(Interface dataset entries)
»»
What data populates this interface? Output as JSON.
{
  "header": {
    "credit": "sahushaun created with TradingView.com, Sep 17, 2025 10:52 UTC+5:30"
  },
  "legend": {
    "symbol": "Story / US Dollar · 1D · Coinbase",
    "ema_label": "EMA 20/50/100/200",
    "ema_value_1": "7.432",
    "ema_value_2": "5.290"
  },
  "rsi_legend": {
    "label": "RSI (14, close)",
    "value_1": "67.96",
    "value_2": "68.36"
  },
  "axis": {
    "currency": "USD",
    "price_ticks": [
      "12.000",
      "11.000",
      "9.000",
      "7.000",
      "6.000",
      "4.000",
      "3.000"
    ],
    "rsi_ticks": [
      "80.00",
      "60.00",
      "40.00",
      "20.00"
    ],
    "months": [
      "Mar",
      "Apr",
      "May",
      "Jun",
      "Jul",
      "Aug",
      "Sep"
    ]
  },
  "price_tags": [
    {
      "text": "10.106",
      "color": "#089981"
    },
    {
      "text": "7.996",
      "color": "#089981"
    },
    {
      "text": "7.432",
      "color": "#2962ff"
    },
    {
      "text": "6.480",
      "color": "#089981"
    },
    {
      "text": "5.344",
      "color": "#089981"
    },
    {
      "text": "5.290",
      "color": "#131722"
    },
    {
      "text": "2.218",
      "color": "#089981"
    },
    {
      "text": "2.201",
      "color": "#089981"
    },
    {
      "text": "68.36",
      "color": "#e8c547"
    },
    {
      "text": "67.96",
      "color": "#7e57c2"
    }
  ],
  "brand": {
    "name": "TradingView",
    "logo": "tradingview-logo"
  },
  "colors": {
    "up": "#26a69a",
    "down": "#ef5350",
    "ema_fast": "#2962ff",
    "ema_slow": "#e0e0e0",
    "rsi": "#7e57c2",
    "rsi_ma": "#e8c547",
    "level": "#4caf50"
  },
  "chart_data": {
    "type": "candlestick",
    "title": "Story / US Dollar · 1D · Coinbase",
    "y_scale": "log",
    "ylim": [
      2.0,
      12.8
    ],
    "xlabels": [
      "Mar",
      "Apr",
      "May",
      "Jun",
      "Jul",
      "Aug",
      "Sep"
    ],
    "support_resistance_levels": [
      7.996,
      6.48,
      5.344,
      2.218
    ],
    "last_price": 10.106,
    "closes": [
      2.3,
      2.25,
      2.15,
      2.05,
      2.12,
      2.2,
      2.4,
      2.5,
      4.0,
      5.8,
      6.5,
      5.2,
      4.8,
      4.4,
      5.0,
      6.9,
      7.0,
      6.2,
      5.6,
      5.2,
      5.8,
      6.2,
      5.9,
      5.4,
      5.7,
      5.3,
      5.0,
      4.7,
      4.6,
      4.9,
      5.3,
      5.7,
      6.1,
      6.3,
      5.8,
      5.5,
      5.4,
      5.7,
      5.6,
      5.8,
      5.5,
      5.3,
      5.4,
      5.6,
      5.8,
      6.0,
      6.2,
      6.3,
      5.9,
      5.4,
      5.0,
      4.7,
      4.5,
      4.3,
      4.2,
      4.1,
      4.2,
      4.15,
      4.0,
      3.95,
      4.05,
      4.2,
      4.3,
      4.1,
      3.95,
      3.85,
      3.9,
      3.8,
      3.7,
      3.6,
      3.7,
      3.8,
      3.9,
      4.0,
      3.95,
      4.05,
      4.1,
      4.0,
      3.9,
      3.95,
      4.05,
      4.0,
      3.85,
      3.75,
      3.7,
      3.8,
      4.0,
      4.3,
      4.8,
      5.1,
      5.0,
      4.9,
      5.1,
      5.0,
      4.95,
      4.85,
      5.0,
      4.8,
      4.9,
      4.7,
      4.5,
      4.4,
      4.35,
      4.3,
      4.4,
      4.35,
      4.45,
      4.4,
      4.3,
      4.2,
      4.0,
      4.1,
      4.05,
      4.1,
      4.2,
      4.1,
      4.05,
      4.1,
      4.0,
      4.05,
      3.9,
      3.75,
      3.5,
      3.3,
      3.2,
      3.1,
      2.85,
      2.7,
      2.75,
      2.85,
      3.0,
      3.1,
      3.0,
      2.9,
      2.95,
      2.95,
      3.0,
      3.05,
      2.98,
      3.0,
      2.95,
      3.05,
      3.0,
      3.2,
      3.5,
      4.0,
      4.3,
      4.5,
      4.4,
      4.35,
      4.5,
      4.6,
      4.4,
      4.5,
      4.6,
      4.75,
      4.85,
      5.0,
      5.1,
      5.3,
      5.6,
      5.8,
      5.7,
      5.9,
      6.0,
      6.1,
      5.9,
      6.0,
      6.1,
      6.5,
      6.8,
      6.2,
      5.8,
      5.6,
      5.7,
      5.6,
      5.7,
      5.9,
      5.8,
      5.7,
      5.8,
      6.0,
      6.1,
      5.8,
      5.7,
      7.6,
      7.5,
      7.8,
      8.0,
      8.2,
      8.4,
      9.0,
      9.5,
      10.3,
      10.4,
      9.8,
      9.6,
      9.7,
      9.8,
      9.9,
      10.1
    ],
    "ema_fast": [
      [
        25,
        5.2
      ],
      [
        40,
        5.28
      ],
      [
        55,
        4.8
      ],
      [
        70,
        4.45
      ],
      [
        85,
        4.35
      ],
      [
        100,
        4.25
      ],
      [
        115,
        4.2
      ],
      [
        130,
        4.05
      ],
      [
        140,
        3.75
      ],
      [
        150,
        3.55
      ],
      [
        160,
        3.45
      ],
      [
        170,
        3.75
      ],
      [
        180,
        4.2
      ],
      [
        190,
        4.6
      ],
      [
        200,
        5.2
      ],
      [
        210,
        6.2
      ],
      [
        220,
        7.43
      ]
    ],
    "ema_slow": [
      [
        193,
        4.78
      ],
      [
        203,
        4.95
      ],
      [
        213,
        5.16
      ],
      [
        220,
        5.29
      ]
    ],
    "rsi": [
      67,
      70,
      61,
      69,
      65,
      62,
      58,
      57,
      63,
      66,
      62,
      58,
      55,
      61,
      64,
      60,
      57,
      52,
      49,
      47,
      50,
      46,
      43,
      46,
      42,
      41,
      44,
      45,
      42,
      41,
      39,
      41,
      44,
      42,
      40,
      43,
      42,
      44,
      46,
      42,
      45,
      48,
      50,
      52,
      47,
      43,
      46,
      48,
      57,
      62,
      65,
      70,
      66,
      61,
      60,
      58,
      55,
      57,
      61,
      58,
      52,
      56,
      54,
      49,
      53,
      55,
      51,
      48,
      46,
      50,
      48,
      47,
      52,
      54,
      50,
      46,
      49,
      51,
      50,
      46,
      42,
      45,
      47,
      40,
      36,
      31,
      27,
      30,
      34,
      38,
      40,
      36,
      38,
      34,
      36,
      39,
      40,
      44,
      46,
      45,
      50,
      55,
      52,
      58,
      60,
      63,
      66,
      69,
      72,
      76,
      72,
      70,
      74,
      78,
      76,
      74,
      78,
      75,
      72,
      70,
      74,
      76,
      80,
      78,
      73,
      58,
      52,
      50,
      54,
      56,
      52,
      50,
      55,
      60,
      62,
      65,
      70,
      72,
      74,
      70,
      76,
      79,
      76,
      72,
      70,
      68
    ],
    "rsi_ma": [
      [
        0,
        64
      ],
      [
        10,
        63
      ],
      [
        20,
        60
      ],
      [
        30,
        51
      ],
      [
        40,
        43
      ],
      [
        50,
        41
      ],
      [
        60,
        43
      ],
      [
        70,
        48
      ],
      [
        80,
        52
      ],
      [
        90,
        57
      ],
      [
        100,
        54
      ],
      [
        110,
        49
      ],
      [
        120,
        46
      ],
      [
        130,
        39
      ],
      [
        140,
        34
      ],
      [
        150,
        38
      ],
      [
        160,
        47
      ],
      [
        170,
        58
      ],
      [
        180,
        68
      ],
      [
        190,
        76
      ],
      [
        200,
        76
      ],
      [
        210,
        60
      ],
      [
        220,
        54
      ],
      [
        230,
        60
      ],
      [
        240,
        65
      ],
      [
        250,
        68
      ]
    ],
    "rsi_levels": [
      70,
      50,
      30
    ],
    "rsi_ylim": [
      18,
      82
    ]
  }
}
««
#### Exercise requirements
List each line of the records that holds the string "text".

#### Solved exercise
      "text": "10.106",
      "text": "7.996",
      "text": "7.432",
      "text": "6.480",
      "text": "5.344",
      "text": "5.290",
      "text": "2.218",
      "text": "2.201",
      "text": "68.36",
      "text": "67.96",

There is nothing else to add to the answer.